The plaintiffs and class members seek a declaration that these practices are illegal and an injunction to require DOCCS to change its policies and practices so that people with mobility disabilities at Five Points have the accommodations they need to get around the facility and access all of the programs, services, and activities that non-disabled people there can access. The plaintiffs also seek compensatory damages for the pain and suffering they have experienced as a result of this treatment.

About Disability Rights Advocates
Founded in 1993, Disability Rights Advocates (DRA) is the leading national nonprofit disability rights legal center. Its mission is to advance equal rights and opportunity for people with all types of disabilities nationwide. DRA represents people with the full spectrum of disabilities in complex, system-change, class action cases. DRA is proud to have upheld the promise of the ADA since our inception. Thanks to DRA’s precedent-setting work, people with disabilities across the country have dramatically improved access to health care, employment, transportation, education, disaster preparedness planning, voting and housing. For more information, visit www.dralegal.org.

About Prisoners’ Legal Services of New York
Prisoners’ Legal Services of New York (PLS) is a non-profit legal services organization founded in 1976 to provide indigent incarcerated New Yorkers access to the courts. There are over 32,000 individuals incarcerated in 51 prisons across New York State, and PLS responds to more than 10,000 requests for assistance annually.
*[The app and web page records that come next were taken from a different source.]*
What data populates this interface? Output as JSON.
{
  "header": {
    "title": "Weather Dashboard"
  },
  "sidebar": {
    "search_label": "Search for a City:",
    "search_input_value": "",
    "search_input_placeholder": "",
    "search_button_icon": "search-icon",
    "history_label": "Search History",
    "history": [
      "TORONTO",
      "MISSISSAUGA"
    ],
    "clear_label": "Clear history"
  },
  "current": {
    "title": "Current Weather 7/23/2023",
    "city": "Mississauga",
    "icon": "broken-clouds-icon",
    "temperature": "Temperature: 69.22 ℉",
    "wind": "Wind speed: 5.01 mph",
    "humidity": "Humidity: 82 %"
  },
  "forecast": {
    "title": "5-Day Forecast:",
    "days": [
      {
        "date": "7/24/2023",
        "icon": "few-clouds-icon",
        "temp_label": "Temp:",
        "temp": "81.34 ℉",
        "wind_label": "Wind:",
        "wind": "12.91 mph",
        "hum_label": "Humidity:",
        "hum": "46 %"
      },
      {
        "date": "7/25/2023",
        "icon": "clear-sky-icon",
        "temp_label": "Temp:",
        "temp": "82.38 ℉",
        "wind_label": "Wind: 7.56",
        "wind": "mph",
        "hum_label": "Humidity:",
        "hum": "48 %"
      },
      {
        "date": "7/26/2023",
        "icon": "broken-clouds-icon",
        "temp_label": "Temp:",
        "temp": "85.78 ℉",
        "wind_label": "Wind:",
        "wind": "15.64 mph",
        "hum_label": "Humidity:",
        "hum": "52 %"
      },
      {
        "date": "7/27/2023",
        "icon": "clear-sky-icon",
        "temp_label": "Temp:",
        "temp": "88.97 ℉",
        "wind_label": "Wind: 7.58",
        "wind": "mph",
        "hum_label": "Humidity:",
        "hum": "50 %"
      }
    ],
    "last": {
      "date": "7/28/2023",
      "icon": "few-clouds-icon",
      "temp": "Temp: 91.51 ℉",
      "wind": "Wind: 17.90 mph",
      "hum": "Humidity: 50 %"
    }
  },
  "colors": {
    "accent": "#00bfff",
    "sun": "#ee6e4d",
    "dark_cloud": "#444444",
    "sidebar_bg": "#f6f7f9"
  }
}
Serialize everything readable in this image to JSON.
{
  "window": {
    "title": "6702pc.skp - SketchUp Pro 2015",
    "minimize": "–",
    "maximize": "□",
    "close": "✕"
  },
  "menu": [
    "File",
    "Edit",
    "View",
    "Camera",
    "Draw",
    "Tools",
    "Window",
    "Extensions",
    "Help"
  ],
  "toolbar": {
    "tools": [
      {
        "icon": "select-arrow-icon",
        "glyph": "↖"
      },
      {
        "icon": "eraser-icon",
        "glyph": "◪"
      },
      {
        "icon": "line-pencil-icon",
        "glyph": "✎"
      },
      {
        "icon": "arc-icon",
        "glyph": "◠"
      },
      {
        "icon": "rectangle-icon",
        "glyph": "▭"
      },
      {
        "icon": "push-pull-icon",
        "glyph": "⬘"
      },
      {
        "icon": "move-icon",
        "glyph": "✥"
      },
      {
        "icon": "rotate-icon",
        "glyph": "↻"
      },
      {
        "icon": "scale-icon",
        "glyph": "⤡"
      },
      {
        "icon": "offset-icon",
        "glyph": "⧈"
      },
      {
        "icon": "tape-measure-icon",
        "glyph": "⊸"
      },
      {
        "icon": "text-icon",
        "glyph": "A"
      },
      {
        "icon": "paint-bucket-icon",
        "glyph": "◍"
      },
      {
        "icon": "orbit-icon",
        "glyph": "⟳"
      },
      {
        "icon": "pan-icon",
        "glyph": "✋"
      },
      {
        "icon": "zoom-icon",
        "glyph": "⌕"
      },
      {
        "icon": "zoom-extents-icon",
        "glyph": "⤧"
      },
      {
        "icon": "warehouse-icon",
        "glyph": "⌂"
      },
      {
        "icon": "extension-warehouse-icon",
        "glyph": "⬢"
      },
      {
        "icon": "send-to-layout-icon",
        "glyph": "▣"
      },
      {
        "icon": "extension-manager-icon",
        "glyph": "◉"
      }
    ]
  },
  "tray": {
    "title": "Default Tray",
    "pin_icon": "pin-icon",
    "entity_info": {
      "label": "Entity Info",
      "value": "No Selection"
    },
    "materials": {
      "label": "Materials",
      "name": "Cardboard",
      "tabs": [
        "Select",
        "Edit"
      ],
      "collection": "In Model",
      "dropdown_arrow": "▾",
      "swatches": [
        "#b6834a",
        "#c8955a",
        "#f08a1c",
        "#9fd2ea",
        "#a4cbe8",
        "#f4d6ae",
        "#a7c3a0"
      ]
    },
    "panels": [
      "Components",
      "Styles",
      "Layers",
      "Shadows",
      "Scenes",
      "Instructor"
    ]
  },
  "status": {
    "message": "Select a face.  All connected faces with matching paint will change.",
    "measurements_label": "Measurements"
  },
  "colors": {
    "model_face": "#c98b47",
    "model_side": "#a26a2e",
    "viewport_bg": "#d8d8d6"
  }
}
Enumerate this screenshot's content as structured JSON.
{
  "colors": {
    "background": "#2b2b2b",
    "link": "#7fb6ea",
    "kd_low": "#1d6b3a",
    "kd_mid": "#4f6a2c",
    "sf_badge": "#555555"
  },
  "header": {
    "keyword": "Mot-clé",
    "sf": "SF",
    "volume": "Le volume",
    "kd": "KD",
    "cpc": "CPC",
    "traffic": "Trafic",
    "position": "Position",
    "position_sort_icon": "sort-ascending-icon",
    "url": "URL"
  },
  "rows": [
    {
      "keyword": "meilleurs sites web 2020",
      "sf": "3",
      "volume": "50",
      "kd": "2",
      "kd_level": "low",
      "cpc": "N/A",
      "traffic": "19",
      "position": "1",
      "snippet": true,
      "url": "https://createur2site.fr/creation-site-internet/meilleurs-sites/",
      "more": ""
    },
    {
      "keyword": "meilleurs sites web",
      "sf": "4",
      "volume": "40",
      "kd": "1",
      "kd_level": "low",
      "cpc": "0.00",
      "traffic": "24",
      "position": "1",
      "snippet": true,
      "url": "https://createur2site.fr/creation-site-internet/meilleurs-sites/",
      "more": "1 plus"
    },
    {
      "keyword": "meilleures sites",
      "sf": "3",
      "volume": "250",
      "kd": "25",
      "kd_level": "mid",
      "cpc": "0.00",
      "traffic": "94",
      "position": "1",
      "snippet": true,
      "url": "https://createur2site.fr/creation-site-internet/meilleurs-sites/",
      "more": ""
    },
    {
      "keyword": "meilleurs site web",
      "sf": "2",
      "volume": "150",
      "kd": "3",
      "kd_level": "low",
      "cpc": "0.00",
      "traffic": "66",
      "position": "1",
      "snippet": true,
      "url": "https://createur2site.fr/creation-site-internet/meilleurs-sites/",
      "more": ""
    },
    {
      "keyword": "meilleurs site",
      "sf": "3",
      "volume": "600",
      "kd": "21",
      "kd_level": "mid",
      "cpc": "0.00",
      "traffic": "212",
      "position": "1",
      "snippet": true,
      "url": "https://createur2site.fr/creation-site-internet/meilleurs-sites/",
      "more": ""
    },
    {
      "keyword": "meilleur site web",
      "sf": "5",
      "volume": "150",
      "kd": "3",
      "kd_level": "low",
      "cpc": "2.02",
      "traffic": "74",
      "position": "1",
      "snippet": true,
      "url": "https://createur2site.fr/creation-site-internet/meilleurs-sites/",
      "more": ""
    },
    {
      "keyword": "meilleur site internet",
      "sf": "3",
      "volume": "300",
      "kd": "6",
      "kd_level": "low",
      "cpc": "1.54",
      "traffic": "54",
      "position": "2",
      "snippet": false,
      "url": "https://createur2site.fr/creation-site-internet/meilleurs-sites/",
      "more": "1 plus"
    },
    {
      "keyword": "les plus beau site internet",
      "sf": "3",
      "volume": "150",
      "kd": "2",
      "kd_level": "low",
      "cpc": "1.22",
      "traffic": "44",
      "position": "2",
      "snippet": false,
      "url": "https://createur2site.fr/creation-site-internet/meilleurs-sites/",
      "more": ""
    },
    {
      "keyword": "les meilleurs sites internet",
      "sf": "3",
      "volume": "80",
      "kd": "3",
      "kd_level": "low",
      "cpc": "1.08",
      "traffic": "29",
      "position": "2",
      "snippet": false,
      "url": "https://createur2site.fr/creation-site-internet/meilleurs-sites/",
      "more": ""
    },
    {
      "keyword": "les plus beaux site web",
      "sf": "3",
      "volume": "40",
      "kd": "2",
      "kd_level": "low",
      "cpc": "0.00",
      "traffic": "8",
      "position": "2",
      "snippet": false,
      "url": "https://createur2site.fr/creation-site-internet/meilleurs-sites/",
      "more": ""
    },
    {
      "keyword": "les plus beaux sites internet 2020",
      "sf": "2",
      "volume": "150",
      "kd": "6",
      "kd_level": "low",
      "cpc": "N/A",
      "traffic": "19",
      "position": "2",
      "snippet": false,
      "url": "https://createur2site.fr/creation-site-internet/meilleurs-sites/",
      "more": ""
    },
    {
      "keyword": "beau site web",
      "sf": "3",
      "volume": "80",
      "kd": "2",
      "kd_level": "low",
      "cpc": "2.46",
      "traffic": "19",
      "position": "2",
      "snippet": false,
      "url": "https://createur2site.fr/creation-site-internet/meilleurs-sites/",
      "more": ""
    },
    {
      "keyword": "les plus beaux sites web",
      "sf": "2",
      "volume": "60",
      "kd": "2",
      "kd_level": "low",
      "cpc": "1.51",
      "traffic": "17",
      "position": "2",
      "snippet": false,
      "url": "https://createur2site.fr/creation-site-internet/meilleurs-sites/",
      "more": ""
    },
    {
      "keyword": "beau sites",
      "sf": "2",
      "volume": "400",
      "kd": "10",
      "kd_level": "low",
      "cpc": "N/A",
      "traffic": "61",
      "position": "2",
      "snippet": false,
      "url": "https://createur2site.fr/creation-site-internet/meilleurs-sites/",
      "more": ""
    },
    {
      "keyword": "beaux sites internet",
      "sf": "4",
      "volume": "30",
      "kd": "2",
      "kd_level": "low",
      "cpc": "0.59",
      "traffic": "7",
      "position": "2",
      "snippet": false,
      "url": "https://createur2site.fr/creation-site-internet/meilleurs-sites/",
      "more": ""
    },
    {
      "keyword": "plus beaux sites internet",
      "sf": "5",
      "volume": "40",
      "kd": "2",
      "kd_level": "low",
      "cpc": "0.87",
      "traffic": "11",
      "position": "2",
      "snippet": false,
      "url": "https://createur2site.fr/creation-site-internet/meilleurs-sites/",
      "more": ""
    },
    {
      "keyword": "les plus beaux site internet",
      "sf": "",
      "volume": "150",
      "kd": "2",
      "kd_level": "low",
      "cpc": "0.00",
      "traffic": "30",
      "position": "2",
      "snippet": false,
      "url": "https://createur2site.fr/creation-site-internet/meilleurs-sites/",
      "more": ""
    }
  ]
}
Our mission is to provide high quality, effective legal representation and assistance to indigent prisoners, to help them to secure their civil and human rights, and to advocate for humane prisons and for a more humane criminal justice system.

Contacts

Torie Atkinson:
tatkinson@dralegal.org (332) 217-0167

Andrew Stecker:
astecker@plsny.org (716) 854-1007